How do currencies other than the euro and dollar, such as sterling, fit into your funding strategy?
Apart from the euro and dollar, we will continue to focus on sterling, yen and Swiss francs. We have no plans to get involved with other niche currencies, such as zloty and rand. These currencies tend to be limited to small deals and our institutional investors would prefer it if we were not launching transactions every day. This does not mean that we would not consider launching a retail deal in a niche currency if there were signs of real interest.
How has the dollar compared to the euro this year? Would you price BNG dollar paper to an extent relative to US agency spreads?
Our dollar borrowing is less than it was last year, but our funding levels tend to fluctuate year on year and we may borrow more heavily in the currency next year. Unfortunately, we have been unable to follow our benchmark euro denominated offering with one in dollars, but if we had we would not have priced it over US agency paper.
On the international stage, US Treasury bonds are still the benchmark and it makes no sense for us to set our funding levels relative to the US agencies. For one thing, this would indicate wrongly that European agencies were to an extent dependent on US agencies.
To what extent do you think the internet and electronic platforms, such as EuroMTS, will affect your approach to the financial markets in the future?
Both our benchmark transactions featured bookbuilding via the internet and this was a real eye-opener for us, as a borrower. Lead managers can sometimes give a slightly coloured version of events and we got a chance to monitor investor activity directly. We were able to get valuable insights into who was buying our paper and in what quantities. It was also interesting to see the amount of new money coming into the deal, as opposed to switching. Using the internet also offers investors, particularly in the retail sector, additional value.
At the moment, it will be difficult for us to meet the criteria for the EuroMTS platform as our deals simply are not large enough. For EuroMTS it is crucial that the issues trading on it are extremely liquid. We must wait and see whether not being on EuroMTS will adversely affect our secondary spreads.
What will be your main goals next year?
We have no plans to change our strategy in the future.
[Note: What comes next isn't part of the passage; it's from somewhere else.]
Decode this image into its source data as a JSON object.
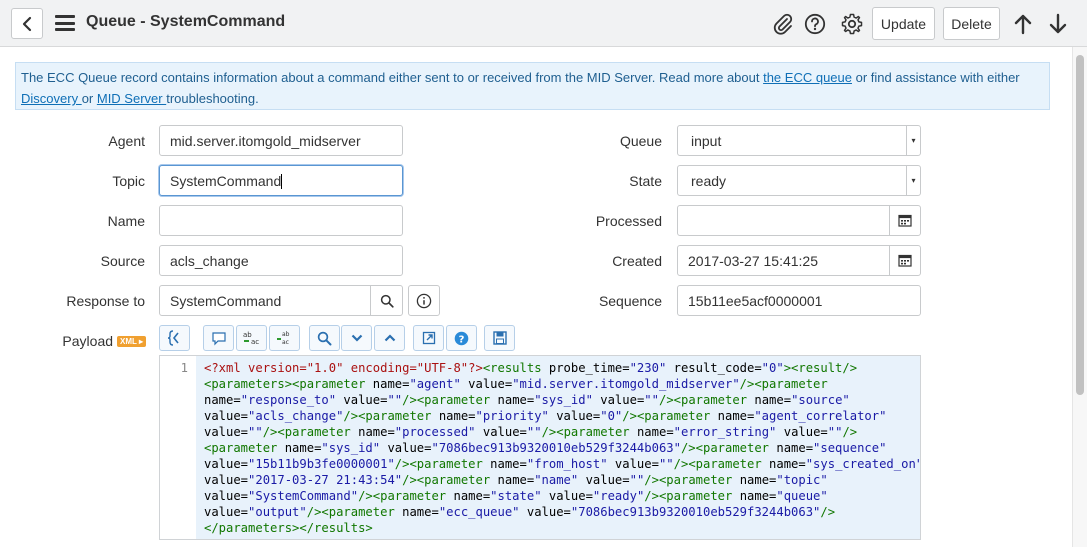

While we may not be able to offer the same degree of liquidity as KfW or EIB, we can still spread our name among institutional investors across the world. We aim to show that we are a strong and reliable borrower, as well as a triple-A credit. *